** INPUT RECORDS follows **
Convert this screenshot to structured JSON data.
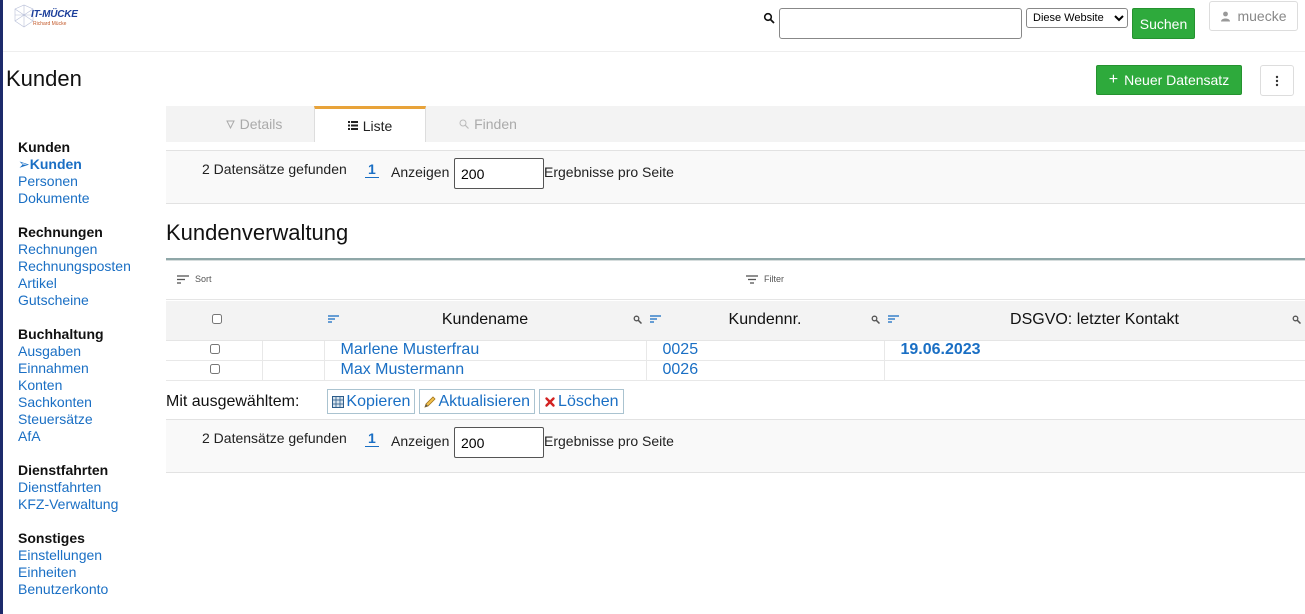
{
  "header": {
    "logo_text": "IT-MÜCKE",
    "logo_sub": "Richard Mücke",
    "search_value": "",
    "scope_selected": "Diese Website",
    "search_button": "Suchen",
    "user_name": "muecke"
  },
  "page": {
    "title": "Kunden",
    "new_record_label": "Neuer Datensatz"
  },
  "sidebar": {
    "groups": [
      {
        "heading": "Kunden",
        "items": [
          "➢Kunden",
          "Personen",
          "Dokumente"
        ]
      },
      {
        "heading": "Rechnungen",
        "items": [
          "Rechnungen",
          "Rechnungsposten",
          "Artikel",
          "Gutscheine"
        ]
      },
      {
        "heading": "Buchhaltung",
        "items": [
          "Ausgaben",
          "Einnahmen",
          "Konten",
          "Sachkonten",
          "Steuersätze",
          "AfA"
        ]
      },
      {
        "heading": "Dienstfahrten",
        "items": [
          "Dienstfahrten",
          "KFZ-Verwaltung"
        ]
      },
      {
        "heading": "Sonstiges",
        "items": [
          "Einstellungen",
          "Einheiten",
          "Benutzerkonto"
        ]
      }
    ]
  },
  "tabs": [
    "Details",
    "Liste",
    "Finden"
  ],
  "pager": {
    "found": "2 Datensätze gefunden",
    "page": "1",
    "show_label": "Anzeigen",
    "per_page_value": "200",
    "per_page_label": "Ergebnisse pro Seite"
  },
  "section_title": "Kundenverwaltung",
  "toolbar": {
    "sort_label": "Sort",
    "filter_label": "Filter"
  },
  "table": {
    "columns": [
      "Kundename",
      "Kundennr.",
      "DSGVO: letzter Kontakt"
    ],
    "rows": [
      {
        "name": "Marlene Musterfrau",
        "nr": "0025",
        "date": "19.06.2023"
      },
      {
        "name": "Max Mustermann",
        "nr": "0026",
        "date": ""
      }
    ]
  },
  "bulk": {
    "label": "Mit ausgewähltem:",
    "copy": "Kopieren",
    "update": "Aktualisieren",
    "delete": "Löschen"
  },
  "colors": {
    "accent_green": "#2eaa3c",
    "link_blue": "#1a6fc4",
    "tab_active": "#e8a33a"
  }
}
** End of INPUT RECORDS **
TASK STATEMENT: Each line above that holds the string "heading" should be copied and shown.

SOLUTION FOR THIS PROBLEM:
        "heading": "Kunden",
        "heading": "Rechnungen",
        "heading": "Buchhaltung",
        "heading": "Dienstfahrten",
        "heading": "Sonstiges",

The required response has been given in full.